Directions: Excluding pictures, give the entries again exactly as they appear.
<<<<
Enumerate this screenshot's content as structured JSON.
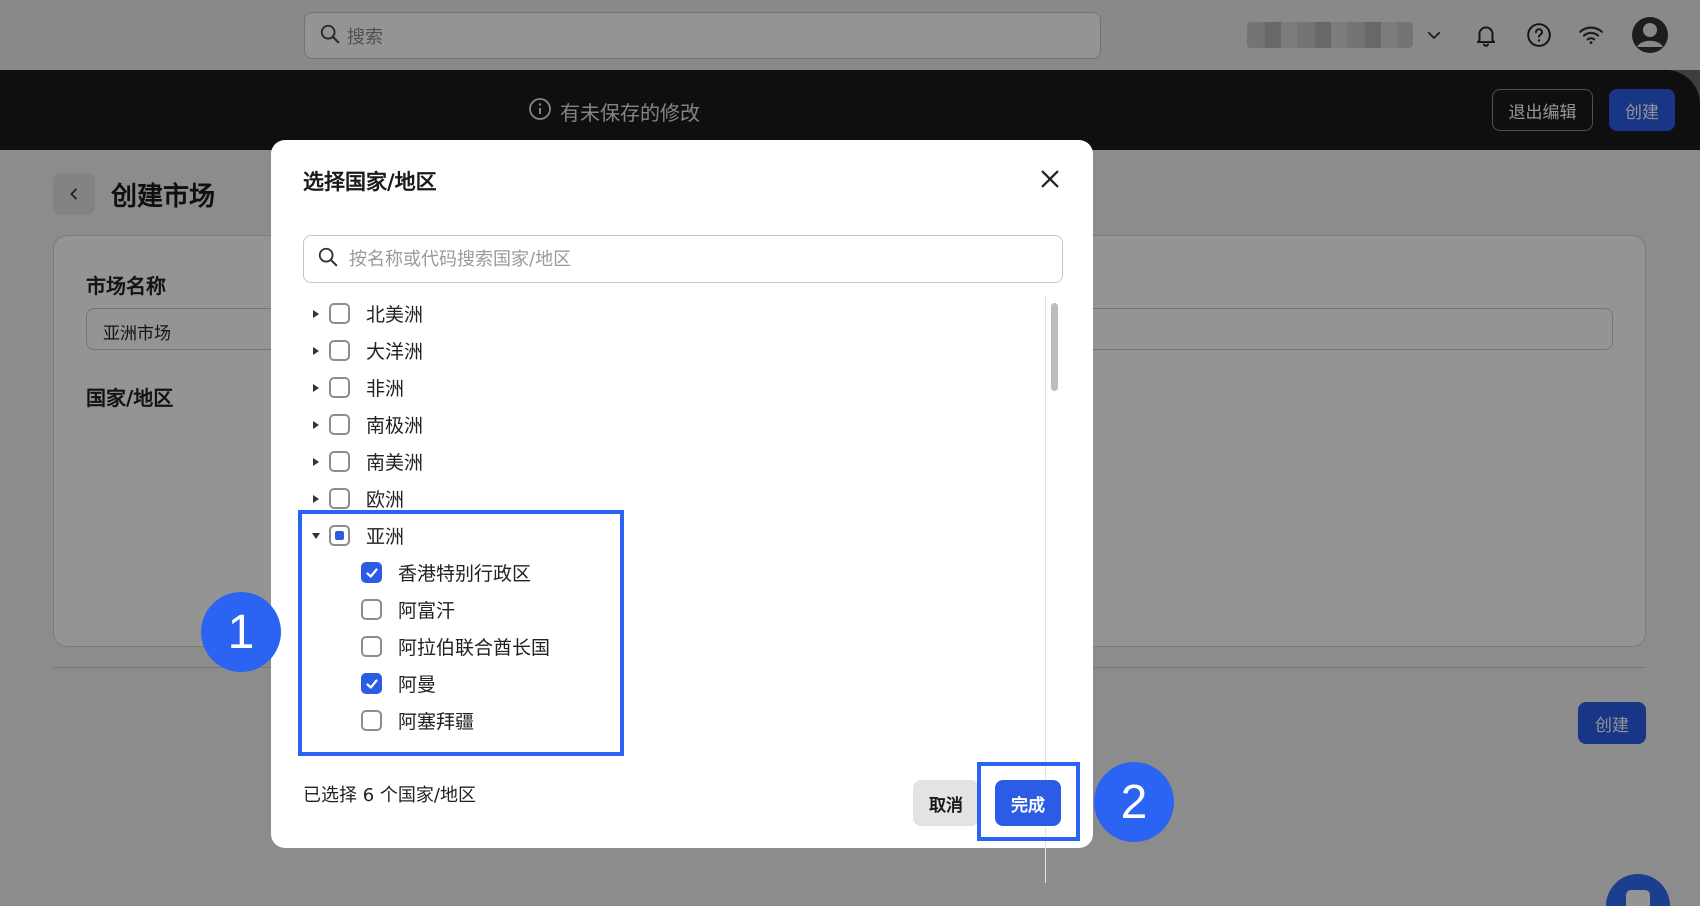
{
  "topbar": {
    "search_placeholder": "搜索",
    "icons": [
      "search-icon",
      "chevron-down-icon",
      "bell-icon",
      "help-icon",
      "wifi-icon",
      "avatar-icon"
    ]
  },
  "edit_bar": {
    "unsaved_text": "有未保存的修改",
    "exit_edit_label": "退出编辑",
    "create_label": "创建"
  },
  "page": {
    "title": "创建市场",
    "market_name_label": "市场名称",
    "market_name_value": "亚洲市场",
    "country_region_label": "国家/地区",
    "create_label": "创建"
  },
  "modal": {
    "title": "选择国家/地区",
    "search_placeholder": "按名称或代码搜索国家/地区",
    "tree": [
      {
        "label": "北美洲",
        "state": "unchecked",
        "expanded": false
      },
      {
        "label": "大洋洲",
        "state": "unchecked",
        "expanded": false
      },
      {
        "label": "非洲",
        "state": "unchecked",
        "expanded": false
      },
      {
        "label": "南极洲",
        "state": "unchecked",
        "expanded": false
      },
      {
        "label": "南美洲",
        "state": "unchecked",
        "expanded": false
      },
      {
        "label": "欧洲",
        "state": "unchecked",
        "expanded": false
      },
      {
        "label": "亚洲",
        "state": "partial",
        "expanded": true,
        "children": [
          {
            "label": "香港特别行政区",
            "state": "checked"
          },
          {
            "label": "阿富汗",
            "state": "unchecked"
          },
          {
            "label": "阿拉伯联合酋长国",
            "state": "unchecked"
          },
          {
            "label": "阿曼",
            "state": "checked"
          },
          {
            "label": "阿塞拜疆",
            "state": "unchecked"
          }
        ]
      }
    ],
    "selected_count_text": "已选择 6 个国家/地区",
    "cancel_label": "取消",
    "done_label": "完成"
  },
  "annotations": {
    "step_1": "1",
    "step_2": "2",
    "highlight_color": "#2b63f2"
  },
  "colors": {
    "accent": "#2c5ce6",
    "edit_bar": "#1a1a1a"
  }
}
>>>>
Task solution:
Enumerate this screenshot's content as structured JSON.
{
  "topbar": {
    "search_placeholder": "搜索",
    "icons": [
      "search-icon",
      "chevron-down-icon",
      "bell-icon",
      "help-icon",
      "wifi-icon",
      "avatar-icon"
    ]
  },
  "edit_bar": {
    "unsaved_text": "有未保存的修改",
    "exit_edit_label": "退出编辑",
    "create_label": "创建"
  },
  "page": {
    "title": "创建市场",
    "market_name_label": "市场名称",
    "market_name_value": "亚洲市场",
    "country_region_label": "国家/地区",
    "create_label": "创建"
  },
  "modal": {
    "title": "选择国家/地区",
    "search_placeholder": "按名称或代码搜索国家/地区",
    "tree": [
      {
        "label": "北美洲",
        "state": "unchecked",
        "expanded": false
      },
      {
        "label": "大洋洲",
        "state": "unchecked",
        "expanded": false
      },
      {
        "label": "非洲",
        "state": "unchecked",
        "expanded": false
      },
      {
        "label": "南极洲",
        "state": "unchecked",
        "expanded": false
      },
      {
        "label": "南美洲",
        "state": "unchecked",
        "expanded": false
      },
      {
        "label": "欧洲",
        "state": "unchecked",
        "expanded": false
      },
      {
        "label": "亚洲",
        "state": "partial",
        "expanded": true,
        "children": [
          {
            "label": "香港特别行政区",
            "state": "checked"
          },
          {
            "label": "阿富汗",
            "state": "unchecked"
          },
          {
            "label": "阿拉伯联合酋长国",
            "state": "unchecked"
          },
          {
            "label": "阿曼",
            "state": "checked"
          },
          {
            "label": "阿塞拜疆",
            "state": "unchecked"
          }
        ]
      }
    ],
    "selected_count_text": "已选择 6 个国家/地区",
    "cancel_label": "取消",
    "done_label": "完成"
  },
  "annotations": {
    "step_1": "1",
    "step_2": "2",
    "highlight_color": "#2b63f2"
  },
  "colors": {
    "accent": "#2c5ce6",
    "edit_bar": "#1a1a1a"
  }
}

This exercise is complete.